**What you are asked to do:** Copy every line in the records below that contains the word "Thursday".

### Source data

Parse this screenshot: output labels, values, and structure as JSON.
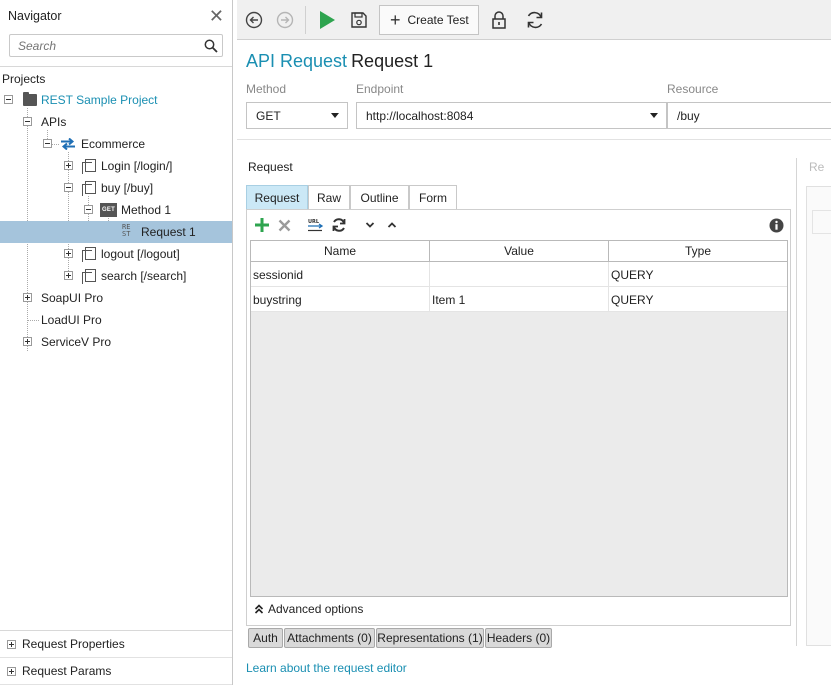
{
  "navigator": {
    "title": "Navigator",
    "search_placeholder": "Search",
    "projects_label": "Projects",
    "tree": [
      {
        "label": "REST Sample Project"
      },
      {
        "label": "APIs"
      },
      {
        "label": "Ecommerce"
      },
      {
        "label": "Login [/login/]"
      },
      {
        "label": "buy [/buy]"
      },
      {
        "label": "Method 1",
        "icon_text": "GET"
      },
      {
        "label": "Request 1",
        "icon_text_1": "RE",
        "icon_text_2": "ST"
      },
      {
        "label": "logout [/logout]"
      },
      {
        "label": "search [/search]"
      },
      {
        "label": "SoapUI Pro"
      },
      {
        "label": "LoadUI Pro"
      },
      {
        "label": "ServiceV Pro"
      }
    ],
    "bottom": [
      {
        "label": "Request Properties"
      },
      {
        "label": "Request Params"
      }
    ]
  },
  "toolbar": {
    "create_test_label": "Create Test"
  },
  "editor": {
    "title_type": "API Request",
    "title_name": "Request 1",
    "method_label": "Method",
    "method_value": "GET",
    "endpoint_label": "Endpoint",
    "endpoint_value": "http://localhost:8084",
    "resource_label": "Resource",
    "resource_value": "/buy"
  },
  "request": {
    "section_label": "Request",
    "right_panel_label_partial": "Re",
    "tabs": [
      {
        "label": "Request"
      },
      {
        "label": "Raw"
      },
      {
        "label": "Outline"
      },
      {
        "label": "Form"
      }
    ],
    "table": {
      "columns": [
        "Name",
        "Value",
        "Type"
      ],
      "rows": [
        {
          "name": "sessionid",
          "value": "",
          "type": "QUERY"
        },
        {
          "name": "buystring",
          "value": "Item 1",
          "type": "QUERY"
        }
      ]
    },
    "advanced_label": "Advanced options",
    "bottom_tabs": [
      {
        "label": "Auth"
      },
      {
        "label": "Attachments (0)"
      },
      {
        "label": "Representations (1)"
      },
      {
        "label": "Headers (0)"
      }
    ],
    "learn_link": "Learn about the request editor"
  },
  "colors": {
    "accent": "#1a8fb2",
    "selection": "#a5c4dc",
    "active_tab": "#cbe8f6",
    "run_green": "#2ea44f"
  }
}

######
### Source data

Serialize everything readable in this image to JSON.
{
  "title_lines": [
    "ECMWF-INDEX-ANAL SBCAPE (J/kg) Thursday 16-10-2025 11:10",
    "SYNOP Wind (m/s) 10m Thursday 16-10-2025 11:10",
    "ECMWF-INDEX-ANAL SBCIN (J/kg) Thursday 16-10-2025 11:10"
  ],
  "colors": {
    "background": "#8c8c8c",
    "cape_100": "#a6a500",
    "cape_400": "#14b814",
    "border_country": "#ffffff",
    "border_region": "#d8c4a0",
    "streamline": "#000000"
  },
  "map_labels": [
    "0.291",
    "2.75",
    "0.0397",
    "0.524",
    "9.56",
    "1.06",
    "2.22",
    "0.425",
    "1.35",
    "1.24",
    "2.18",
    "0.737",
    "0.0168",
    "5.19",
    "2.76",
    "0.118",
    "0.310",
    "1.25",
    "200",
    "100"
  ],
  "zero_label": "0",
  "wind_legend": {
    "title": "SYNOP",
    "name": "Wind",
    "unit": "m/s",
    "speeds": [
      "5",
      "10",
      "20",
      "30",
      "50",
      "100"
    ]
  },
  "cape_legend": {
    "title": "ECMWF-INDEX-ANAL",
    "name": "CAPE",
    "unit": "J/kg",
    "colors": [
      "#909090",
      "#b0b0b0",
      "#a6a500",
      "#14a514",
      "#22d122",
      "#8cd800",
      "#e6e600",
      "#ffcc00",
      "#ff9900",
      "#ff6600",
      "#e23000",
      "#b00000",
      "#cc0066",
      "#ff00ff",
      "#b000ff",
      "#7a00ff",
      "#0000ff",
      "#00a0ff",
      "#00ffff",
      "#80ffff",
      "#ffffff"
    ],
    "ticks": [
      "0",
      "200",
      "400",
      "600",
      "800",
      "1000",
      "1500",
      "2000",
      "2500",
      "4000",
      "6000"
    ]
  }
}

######
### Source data

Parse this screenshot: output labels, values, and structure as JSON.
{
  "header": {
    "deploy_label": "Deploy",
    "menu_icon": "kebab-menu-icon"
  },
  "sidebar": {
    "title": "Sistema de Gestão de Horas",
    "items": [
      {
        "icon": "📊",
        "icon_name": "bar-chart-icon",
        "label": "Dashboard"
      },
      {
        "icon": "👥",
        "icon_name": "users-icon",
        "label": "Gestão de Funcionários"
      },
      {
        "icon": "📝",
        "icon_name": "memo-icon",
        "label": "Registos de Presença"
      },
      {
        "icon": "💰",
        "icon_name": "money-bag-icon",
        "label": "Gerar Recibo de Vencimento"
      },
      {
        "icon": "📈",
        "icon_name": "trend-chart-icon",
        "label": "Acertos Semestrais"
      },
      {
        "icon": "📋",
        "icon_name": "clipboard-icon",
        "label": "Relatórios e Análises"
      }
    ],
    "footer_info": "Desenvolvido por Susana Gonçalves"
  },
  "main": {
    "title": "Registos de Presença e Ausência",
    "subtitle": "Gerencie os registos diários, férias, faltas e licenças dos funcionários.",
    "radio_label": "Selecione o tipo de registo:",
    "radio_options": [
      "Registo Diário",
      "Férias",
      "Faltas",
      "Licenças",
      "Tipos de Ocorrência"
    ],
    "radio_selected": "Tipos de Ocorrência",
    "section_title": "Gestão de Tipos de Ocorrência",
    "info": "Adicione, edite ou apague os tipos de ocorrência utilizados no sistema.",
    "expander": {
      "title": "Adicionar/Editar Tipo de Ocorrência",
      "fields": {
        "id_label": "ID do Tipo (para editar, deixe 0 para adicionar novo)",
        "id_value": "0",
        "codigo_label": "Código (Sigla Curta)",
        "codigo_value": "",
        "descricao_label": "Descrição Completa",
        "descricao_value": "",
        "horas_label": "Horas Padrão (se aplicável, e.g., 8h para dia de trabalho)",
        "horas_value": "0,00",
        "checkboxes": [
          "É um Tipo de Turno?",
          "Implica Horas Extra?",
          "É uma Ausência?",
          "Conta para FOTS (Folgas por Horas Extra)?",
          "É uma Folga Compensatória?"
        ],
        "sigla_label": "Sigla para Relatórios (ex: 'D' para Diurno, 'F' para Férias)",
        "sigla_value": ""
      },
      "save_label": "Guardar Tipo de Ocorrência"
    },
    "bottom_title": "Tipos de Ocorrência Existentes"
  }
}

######

**Reply to the task:**
    "ECMWF-INDEX-ANAL SBCAPE (J/kg) Thursday 16-10-2025 11:10",
    "SYNOP Wind (m/s) 10m Thursday 16-10-2025 11:10",
    "ECMWF-INDEX-ANAL SBCIN (J/kg) Thursday 16-10-2025 11:10"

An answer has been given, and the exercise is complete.